Each line below needs to be restated word for word.

Web page and app entries:
┄┄┄┄┄┄

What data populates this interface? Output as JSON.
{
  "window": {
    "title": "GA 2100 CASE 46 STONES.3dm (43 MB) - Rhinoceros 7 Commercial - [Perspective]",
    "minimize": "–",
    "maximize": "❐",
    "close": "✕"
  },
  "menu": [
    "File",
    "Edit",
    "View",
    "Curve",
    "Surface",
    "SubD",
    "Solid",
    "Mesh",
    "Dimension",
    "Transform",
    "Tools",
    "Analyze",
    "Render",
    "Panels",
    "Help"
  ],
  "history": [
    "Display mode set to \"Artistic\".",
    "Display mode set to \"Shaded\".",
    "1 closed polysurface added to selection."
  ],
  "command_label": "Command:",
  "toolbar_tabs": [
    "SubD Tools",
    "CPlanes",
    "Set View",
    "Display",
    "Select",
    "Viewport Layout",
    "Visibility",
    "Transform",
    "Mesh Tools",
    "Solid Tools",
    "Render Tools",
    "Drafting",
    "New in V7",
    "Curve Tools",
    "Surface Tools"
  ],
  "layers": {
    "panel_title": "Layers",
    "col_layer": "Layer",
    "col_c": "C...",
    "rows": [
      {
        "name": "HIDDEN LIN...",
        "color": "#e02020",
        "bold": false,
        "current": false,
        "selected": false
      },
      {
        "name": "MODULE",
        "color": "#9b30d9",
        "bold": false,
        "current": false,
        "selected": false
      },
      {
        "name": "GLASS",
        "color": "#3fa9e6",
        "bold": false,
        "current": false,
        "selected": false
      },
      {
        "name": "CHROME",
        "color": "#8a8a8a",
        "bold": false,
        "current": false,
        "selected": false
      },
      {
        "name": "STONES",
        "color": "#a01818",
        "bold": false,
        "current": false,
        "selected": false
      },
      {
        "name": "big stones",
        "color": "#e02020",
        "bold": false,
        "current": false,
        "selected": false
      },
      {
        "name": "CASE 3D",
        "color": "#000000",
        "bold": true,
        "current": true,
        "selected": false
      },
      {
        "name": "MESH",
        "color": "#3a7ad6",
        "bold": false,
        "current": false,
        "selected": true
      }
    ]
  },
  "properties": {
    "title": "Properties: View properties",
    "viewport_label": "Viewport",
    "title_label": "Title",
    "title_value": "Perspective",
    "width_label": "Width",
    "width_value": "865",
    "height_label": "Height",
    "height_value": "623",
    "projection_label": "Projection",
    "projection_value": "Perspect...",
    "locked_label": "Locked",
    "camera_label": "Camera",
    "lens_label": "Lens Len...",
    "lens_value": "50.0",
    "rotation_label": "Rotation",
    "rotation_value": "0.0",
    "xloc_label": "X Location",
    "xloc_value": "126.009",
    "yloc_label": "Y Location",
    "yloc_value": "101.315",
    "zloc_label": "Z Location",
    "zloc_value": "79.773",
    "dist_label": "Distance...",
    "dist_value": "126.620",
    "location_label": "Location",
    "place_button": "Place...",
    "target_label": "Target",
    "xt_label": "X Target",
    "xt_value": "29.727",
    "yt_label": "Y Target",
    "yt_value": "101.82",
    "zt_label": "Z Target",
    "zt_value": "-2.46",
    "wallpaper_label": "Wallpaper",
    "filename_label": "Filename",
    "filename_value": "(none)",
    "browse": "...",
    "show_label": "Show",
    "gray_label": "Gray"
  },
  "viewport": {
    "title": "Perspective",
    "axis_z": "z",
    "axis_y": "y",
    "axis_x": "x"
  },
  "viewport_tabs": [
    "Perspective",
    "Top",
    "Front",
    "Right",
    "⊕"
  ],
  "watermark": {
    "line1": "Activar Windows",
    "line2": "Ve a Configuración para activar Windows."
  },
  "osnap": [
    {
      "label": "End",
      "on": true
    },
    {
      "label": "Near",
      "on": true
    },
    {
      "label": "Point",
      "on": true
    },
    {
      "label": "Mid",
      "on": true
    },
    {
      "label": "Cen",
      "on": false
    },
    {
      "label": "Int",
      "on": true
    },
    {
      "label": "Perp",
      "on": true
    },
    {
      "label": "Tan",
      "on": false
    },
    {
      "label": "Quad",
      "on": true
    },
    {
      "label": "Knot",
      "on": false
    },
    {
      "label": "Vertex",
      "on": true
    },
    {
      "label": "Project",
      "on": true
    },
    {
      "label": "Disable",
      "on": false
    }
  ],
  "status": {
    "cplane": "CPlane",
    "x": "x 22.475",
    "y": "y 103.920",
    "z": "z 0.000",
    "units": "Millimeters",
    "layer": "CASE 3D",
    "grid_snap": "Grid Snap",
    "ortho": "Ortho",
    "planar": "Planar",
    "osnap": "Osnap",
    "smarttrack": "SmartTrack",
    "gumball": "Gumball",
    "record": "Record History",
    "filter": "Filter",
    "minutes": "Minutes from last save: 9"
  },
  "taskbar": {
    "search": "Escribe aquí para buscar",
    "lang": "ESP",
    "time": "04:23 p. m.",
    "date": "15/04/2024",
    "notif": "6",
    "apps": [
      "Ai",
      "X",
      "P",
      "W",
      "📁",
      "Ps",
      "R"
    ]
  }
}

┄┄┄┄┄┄

RESPONSE BOX:
What data populates this interface? Output as JSON.
{
  "window": {
    "title": "GA 2100 CASE 46 STONES.3dm (43 MB) - Rhinoceros 7 Commercial - [Perspective]",
    "minimize": "–",
    "maximize": "❐",
    "close": "✕"
  },
  "menu": [
    "File",
    "Edit",
    "View",
    "Curve",
    "Surface",
    "SubD",
    "Solid",
    "Mesh",
    "Dimension",
    "Transform",
    "Tools",
    "Analyze",
    "Render",
    "Panels",
    "Help"
  ],
  "history": [
    "Display mode set to \"Artistic\".",
    "Display mode set to \"Shaded\".",
    "1 closed polysurface added to selection."
  ],
  "command_label": "Command:",
  "toolbar_tabs": [
    "SubD Tools",
    "CPlanes",
    "Set View",
    "Display",
    "Select",
    "Viewport Layout",
    "Visibility",
    "Transform",
    "Mesh Tools",
    "Solid Tools",
    "Render Tools",
    "Drafting",
    "New in V7",
    "Curve Tools",
    "Surface Tools"
  ],
  "layers": {
    "panel_title": "Layers",
    "col_layer": "Layer",
    "col_c": "C...",
    "rows": [
      {
        "name": "HIDDEN LIN...",
        "color": "#e02020",
        "bold": false,
        "current": false,
        "selected": false
      },
      {
        "name": "MODULE",
        "color": "#9b30d9",
        "bold": false,
        "current": false,
        "selected": false
      },
      {
        "name": "GLASS",
        "color": "#3fa9e6",
        "bold": false,
        "current": false,
        "selected": false
      },
      {
        "name": "CHROME",
        "color": "#8a8a8a",
        "bold": false,
        "current": false,
        "selected": false
      },
      {
        "name": "STONES",
        "color": "#a01818",
        "bold": false,
        "current": false,
        "selected": false
      },
      {
        "name": "big stones",
        "color": "#e02020",
        "bold": false,
        "current": false,
        "selected": false
      },
      {
        "name": "CASE 3D",
        "color": "#000000",
        "bold": true,
        "current": true,
        "selected": false
      },
      {
        "name": "MESH",
        "color": "#3a7ad6",
        "bold": false,
        "current": false,
        "selected": true
      }
    ]
  },
  "properties": {
    "title": "Properties: View properties",
    "viewport_label": "Viewport",
    "title_label": "Title",
    "title_value": "Perspective",
    "width_label": "Width",
    "width_value": "865",
    "height_label": "Height",
    "height_value": "623",
    "projection_label": "Projection",
    "projection_value": "Perspect...",
    "locked_label": "Locked",
    "camera_label": "Camera",
    "lens_label": "Lens Len...",
    "lens_value": "50.0",
    "rotation_label": "Rotation",
    "rotation_value": "0.0",
    "xloc_label": "X Location",
    "xloc_value": "126.009",
    "yloc_label": "Y Location",
    "yloc_value": "101.315",
    "zloc_label": "Z Location",
    "zloc_value": "79.773",
    "dist_label": "Distance...",
    "dist_value": "126.620",
    "location_label": "Location",
    "place_button": "Place...",
    "target_label": "Target",
    "xt_label": "X Target",
    "xt_value": "29.727",
    "yt_label": "Y Target",
    "yt_value": "101.82",
    "zt_label": "Z Target",
    "zt_value": "-2.46",
    "wallpaper_label": "Wallpaper",
    "filename_label": "Filename",
    "filename_value": "(none)",
    "browse": "...",
    "show_label": "Show",
    "gray_label": "Gray"
  },
  "viewport": {
    "title": "Perspective",
    "axis_z": "z",
    "axis_y": "y",
    "axis_x": "x"
  },
  "viewport_tabs": [
    "Perspective",
    "Top",
    "Front",
    "Right",
    "⊕"
  ],
  "watermark": {
    "line1": "Activar Windows",
    "line2": "Ve a Configuración para activar Windows."
  },
  "osnap": [
    {
      "label": "End",
      "on": true
    },
    {
      "label": "Near",
      "on": true
    },
    {
      "label": "Point",
      "on": true
    },
    {
      "label": "Mid",
      "on": true
    },
    {
      "label": "Cen",
      "on": false
    },
    {
      "label": "Int",
      "on": true
    },
    {
      "label": "Perp",
      "on": true
    },
    {
      "label": "Tan",
      "on": false
    },
    {
      "label": "Quad",
      "on": true
    },
    {
      "label": "Knot",
      "on": false
    },
    {
      "label": "Vertex",
      "on": true
    },
    {
      "label": "Project",
      "on": true
    },
    {
      "label": "Disable",
      "on": false
    }
  ],
  "status": {
    "cplane": "CPlane",
    "x": "x 22.475",
    "y": "y 103.920",
    "z": "z 0.000",
    "units": "Millimeters",
    "layer": "CASE 3D",
    "grid_snap": "Grid Snap",
    "ortho": "Ortho",
    "planar": "Planar",
    "osnap": "Osnap",
    "smarttrack": "SmartTrack",
    "gumball": "Gumball",
    "record": "Record History",
    "filter": "Filter",
    "minutes": "Minutes from last save: 9"
  },
  "taskbar": {
    "search": "Escribe aquí para buscar",
    "lang": "ESP",
    "time": "04:23 p. m.",
    "date": "15/04/2024",
    "notif": "6",
    "apps": [
      "Ai",
      "X",
      "P",
      "W",
      "📁",
      "Ps",
      "R"
    ]
  }
}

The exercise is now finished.